As the grade of the second siphon is steeper, its diameter is reduced to 36 inches. After crossing the wide valley it discharges into a 40-inch brick conduit, which is laid through sandy elevations in a trench 10 to 23 feet deep, and extends 12,080 feet to the sand dunes bordering the ocean. Here at the bottom of a 10-foot drop is the entrance to the second short tunnel, 950 feet long. It is connected by a conduit to the third and last tunnel, 1,250 feet long, l’he greatest difficulty was experienced in driving this tunnel, for it runs through a hill of shifting sand. Heavy timbering was required, planks were driven horizontally into the top and sides while the earth was removed below. Only two feet headway could be made a day. The framework was left standing to protect the iron braced and arched brick-work till the cement and mortar should become hard enough to resist the pressure of the caving sands. These tunnels are made large enough to drain a city of 300,000, while the capacity of the conduits and siphons is for only 135,000, but provision is made for lay’ing a parallel line of siphons and conduits, and thus double the sewer’s capacity without the expense of enlarging the tunnels.
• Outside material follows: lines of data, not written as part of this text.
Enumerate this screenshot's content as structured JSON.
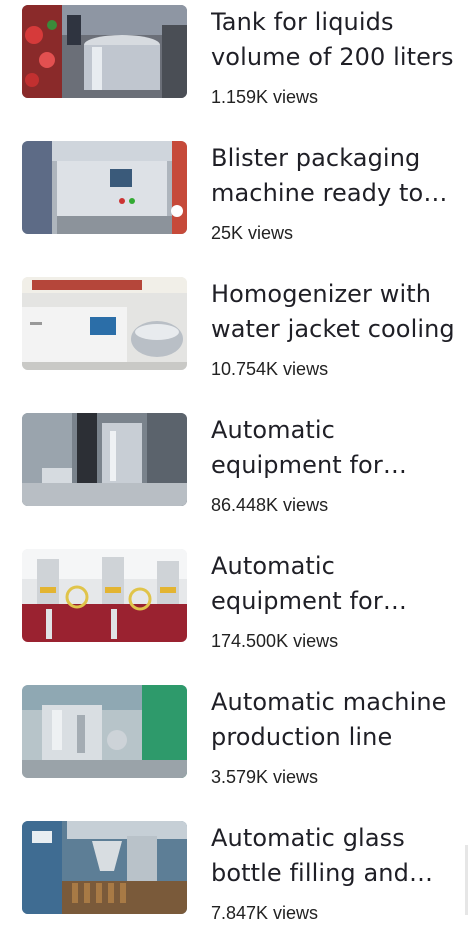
{
  "videos": [
    {
      "title": "Tank for liquids volume of 200 liters",
      "views": "1.159K views",
      "thumb_icon": "stainless-tank-image"
    },
    {
      "title": "Blister packaging machine ready to work",
      "views": "25K views",
      "thumb_icon": "blister-machine-image"
    },
    {
      "title": "Homogenizer with water jacket cooling",
      "views": "10.754K views",
      "thumb_icon": "homogenizer-image"
    },
    {
      "title": "Automatic equipment for filling",
      "views": "86.448K views",
      "thumb_icon": "filling-equipment-image"
    },
    {
      "title": "Automatic equipment for dosing",
      "views": "174.500K views",
      "thumb_icon": "dosing-equipment-image"
    },
    {
      "title": "Automatic machine production line",
      "views": "3.579K views",
      "thumb_icon": "automatic-machine-image"
    },
    {
      "title": "Automatic glass bottle filling and capping",
      "views": "7.847K views",
      "thumb_icon": "bottle-filling-image"
    }
  ]
}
From the end of the last tunnel an iron pipe extends on a steep incline through 600 feet of beach sand, and reaches as much farther out into the ocean. The pipe was launched by sealing the end, mounting it upon rollers, and forced out bv capstans placed on either side on the beach. A tug out beyond the surf guided its direction. 1 he point where the sewer enters the ocean is just half way between the two pleasure resorts, Santa Monica and Redondo beaches, five and a half miles from either.
While the I.os Angeles sewer is as yet an untried experiment, it may prove an object lesson to larger cities in this country; and may demonstrate Victor Hugo’s theory that * a sewer is a misunderstanding, and when drainage with its double functions of restoring what it takes away is every where substituted for the sewer, the problem of food production will be reduced tenfold, and the problem of misery singularly attenuated.”
Los Angeles, Cal., April 2.